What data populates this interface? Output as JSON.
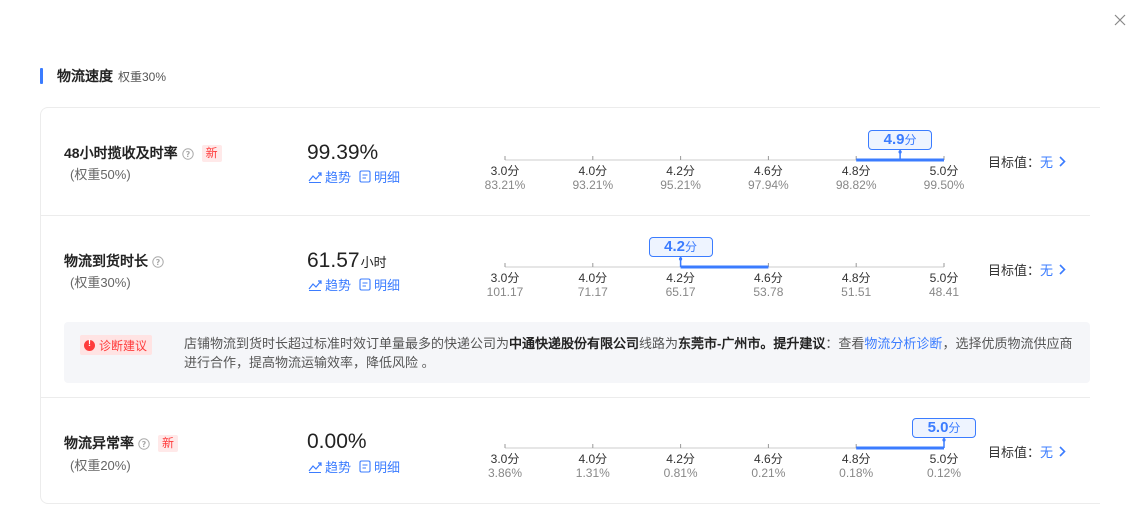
{
  "close_label": "×",
  "section": {
    "title": "物流速度",
    "weight": "权重30%"
  },
  "links": {
    "trend": "趋势",
    "detail": "明细"
  },
  "target": {
    "label": "目标值：",
    "value": "无"
  },
  "metrics": [
    {
      "name": "48小时揽收及时率",
      "is_new": true,
      "new_label": "新",
      "weight": "(权重50%)",
      "value": "99.39%",
      "unit": "",
      "score": "4.9",
      "score_unit": "分",
      "score_number": 4.9,
      "ticks": [
        {
          "score": "3.0分",
          "value": "83.21%"
        },
        {
          "score": "4.0分",
          "value": "93.21%"
        },
        {
          "score": "4.2分",
          "value": "95.21%"
        },
        {
          "score": "4.6分",
          "value": "97.94%"
        },
        {
          "score": "4.8分",
          "value": "98.82%"
        },
        {
          "score": "5.0分",
          "value": "99.50%"
        }
      ],
      "highlight_range": [
        4,
        5
      ]
    },
    {
      "name": "物流到货时长",
      "is_new": false,
      "new_label": "",
      "weight": "(权重30%)",
      "value": "61.57",
      "unit": "小时",
      "score": "4.2",
      "score_unit": "分",
      "score_number": 4.2,
      "ticks": [
        {
          "score": "3.0分",
          "value": "101.17"
        },
        {
          "score": "4.0分",
          "value": "71.17"
        },
        {
          "score": "4.2分",
          "value": "65.17"
        },
        {
          "score": "4.6分",
          "value": "53.78"
        },
        {
          "score": "4.8分",
          "value": "51.51"
        },
        {
          "score": "5.0分",
          "value": "48.41"
        }
      ],
      "highlight_range": [
        2,
        3
      ]
    },
    {
      "name": "物流异常率",
      "is_new": true,
      "new_label": "新",
      "weight": "(权重20%)",
      "value": "0.00%",
      "unit": "",
      "score": "5.0",
      "score_unit": "分",
      "score_number": 5.0,
      "ticks": [
        {
          "score": "3.0分",
          "value": "3.86%"
        },
        {
          "score": "4.0分",
          "value": "1.31%"
        },
        {
          "score": "4.2分",
          "value": "0.81%"
        },
        {
          "score": "4.6分",
          "value": "0.21%"
        },
        {
          "score": "4.8分",
          "value": "0.18%"
        },
        {
          "score": "5.0分",
          "value": "0.12%"
        }
      ],
      "highlight_range": [
        4,
        5
      ]
    }
  ],
  "diagnosis": {
    "badge": "诊断建议",
    "text_1": "店铺物流到货时长超过标准时效订单量最多的快递公司为",
    "company": "中通快递股份有限公司",
    "text_2": "线路为",
    "route": "东莞市-广州市。",
    "suggest_label": "提升建议",
    "text_3": "：查看",
    "link": "物流分析诊断",
    "text_4": "，选择优质物流供应商进行合作，提高物流运输效率，降低风险 。"
  },
  "colors": {
    "accent": "#3b7cff",
    "danger": "#ff3b3b",
    "axis": "#cccccc"
  }
}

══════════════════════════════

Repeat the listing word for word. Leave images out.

What data populates this interface? Output as JSON.
{
  "close_label": "×",
  "section": {
    "title": "物流速度",
    "weight": "权重30%"
  },
  "links": {
    "trend": "趋势",
    "detail": "明细"
  },
  "target": {
    "label": "目标值：",
    "value": "无"
  },
  "metrics": [
    {
      "name": "48小时揽收及时率",
      "is_new": true,
      "new_label": "新",
      "weight": "(权重50%)",
      "value": "99.39%",
      "unit": "",
      "score": "4.9",
      "score_unit": "分",
      "score_number": 4.9,
      "ticks": [
        {
          "score": "3.0分",
          "value": "83.21%"
        },
        {
          "score": "4.0分",
          "value": "93.21%"
        },
        {
          "score": "4.2分",
          "value": "95.21%"
        },
        {
          "score": "4.6分",
          "value": "97.94%"
        },
        {
          "score": "4.8分",
          "value": "98.82%"
        },
        {
          "score": "5.0分",
          "value": "99.50%"
        }
      ],
      "highlight_range": [
        4,
        5
      ]
    },
    {
      "name": "物流到货时长",
      "is_new": false,
      "new_label": "",
      "weight": "(权重30%)",
      "value": "61.57",
      "unit": "小时",
      "score": "4.2",
      "score_unit": "分",
      "score_number": 4.2,
      "ticks": [
        {
          "score": "3.0分",
          "value": "101.17"
        },
        {
          "score": "4.0分",
          "value": "71.17"
        },
        {
          "score": "4.2分",
          "value": "65.17"
        },
        {
          "score": "4.6分",
          "value": "53.78"
        },
        {
          "score": "4.8分",
          "value": "51.51"
        },
        {
          "score": "5.0分",
          "value": "48.41"
        }
      ],
      "highlight_range": [
        2,
        3
      ]
    },
    {
      "name": "物流异常率",
      "is_new": true,
      "new_label": "新",
      "weight": "(权重20%)",
      "value": "0.00%",
      "unit": "",
      "score": "5.0",
      "score_unit": "分",
      "score_number": 5.0,
      "ticks": [
        {
          "score": "3.0分",
          "value": "3.86%"
        },
        {
          "score": "4.0分",
          "value": "1.31%"
        },
        {
          "score": "4.2分",
          "value": "0.81%"
        },
        {
          "score": "4.6分",
          "value": "0.21%"
        },
        {
          "score": "4.8分",
          "value": "0.18%"
        },
        {
          "score": "5.0分",
          "value": "0.12%"
        }
      ],
      "highlight_range": [
        4,
        5
      ]
    }
  ],
  "diagnosis": {
    "badge": "诊断建议",
    "text_1": "店铺物流到货时长超过标准时效订单量最多的快递公司为",
    "company": "中通快递股份有限公司",
    "text_2": "线路为",
    "route": "东莞市-广州市。",
    "suggest_label": "提升建议",
    "text_3": "：查看",
    "link": "物流分析诊断",
    "text_4": "，选择优质物流供应商进行合作，提高物流运输效率，降低风险 。"
  },
  "colors": {
    "accent": "#3b7cff",
    "danger": "#ff3b3b",
    "axis": "#cccccc"
  }
}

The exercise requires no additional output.